“We really felt like we were part of the problem,” she says, describing the organization’s efforts to get kids more interested in manufacturing only to then encounter teacher shortages.
NEWMA has created $8,000 in scholarships to entice educators to switch vocations. “One of the issues is a lot of the educators have to pay for that education themselves,” Franz says. “We take care of that for them.”
Corey Hansen, a tech ed teacher at Ashwaubenon’s Parkview Middle School, received a NEWMA scholarship to make the switch. Originally an elementary school teacher and then a library media specialist, Hansen decided to become a tech ed teacher 20 years into his career.
He went through an organization called Educate-WI, which offers EdCert, a Wisconsin DPI-approved alternate route to add a certification to a general education license. He’s worked with the organization, as well as Northeast Wisconsin and Fox Valley technical colleges, for two years and hopes to complete his program this summer to have his full license next school year.
Hansen says as he progressed in his teaching career, he began to see parallels between his specialty and STEM applications.
“Our school was selected to pilot the elementary curriculum that Project Lead the Way was developing,” he says. “That brought things like engineering, robotics and computer science to the elementary level. After going through some training, I quickly realized I loved the content and teaching kids about it.”

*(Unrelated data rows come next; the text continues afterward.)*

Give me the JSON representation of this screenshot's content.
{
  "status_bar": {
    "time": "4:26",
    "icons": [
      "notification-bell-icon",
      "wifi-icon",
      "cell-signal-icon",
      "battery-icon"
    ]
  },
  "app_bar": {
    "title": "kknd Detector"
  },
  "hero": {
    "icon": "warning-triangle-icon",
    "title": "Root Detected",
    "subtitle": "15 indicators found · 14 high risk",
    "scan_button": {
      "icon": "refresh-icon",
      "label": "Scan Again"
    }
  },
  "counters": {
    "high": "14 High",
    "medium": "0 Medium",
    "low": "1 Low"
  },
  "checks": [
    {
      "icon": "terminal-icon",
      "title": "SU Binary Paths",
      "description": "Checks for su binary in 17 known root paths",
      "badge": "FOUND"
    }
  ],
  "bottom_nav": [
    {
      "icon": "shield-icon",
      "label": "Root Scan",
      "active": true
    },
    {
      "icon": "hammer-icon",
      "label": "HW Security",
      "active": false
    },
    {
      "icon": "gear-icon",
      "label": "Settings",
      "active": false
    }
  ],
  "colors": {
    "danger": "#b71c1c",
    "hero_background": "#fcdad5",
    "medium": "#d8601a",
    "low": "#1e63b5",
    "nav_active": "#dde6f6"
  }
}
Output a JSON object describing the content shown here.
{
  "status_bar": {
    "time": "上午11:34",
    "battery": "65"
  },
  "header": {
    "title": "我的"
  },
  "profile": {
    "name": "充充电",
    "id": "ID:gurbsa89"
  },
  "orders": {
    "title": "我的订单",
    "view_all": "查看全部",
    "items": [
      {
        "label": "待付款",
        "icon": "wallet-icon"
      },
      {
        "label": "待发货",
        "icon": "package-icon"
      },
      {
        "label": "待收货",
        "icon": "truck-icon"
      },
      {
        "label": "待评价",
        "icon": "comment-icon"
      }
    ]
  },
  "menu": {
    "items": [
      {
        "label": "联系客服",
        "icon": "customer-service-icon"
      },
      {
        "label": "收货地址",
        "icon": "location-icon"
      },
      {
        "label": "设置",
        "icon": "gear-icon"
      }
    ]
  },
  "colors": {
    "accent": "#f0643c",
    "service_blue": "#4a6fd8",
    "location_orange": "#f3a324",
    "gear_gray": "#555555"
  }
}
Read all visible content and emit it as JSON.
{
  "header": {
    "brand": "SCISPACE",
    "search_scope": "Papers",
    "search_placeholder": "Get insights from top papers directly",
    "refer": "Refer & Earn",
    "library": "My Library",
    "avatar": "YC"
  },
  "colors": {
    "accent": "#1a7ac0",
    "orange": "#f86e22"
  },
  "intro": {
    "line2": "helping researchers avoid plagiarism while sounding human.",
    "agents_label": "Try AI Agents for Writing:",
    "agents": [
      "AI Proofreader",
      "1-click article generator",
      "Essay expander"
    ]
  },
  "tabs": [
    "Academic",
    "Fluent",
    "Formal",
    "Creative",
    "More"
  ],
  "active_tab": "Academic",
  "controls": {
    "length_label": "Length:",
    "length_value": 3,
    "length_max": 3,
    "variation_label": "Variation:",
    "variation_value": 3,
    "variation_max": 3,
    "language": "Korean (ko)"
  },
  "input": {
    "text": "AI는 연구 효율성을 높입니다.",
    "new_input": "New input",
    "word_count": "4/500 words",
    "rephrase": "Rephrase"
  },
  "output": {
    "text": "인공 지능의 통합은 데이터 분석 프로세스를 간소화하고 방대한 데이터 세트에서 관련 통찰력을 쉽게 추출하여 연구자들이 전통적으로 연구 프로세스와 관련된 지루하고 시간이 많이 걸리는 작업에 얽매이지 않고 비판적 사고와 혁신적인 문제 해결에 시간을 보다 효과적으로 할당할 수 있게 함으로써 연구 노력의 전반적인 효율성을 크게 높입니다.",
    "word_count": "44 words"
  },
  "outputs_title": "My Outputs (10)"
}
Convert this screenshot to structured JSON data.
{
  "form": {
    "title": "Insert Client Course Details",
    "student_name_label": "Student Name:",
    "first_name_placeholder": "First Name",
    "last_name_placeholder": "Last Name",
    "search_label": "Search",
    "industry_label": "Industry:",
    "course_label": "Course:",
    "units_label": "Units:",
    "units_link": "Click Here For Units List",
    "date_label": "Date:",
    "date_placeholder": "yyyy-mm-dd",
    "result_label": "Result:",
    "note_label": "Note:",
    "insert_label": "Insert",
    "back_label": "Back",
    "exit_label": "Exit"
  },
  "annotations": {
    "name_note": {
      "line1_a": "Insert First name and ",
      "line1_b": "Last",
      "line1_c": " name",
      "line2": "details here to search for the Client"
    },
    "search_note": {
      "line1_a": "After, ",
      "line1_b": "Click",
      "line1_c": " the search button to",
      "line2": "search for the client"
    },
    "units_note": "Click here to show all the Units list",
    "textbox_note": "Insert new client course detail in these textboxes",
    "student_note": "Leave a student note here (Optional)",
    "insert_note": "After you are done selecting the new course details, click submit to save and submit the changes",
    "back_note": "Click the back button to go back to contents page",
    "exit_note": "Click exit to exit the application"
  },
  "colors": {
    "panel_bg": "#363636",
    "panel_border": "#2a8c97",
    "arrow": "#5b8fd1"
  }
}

Four-year universities and technical colleges have begun working together to develop programs as well. This fall, Lakeland University, in collaboration with Lakeshore Technical College, will debut a technical education teaching degree program.
Degree-seeking students will enroll at Lakeland and take most their classes there. They’ll supplement their learning with 30 core technology credits taken at LTC, giving them access to the college’s state-of-the-art equipment.
David Black, president of Lakeland, says the university would like to take the program statewide. “Wherever there’s a two-year state-supported or locally supported tech college, there would be an opportunity for four-year colleges and universities to replicate the model,” he says.
Enrollment numbers haven’t yet emerged, but Black says focus groups and surveys indicate strong interest, especially from people who have been working in their field and realized they would like to teach.
These efforts are good news to districts sorely in need of tech ed teachers. One of those is Howards Grove, which recently filled an open position after a three-year search. Scott Fritz, principal of Howards Grove High School, says the school had to resort to the stopgap measure of asking a retired teacher to fill in before finally finding a candidate.
“Being a small district, it’s hard for us to compete,” Fritz says of losing applicants to districts that could offer signing bonuses.
Challenges aside, WTEA’s Meyer says he’s optimistic about the future. He says sometimes it takes a bit of a crisis to bring about change. He looks to indicators like increased participation in activities such as Skills USA and sees positive signs that kids are growing more interested in technical fields.
Meyer also sees an opportunity to boost the ranks starting with promoting tech ed teaching careers to school-age kids. “We maybe are not the best advocates for our own career.”
To learn more about Wisconsin Technical Education Pathways to Licensure: https://dpi.wi.gov/te/licensure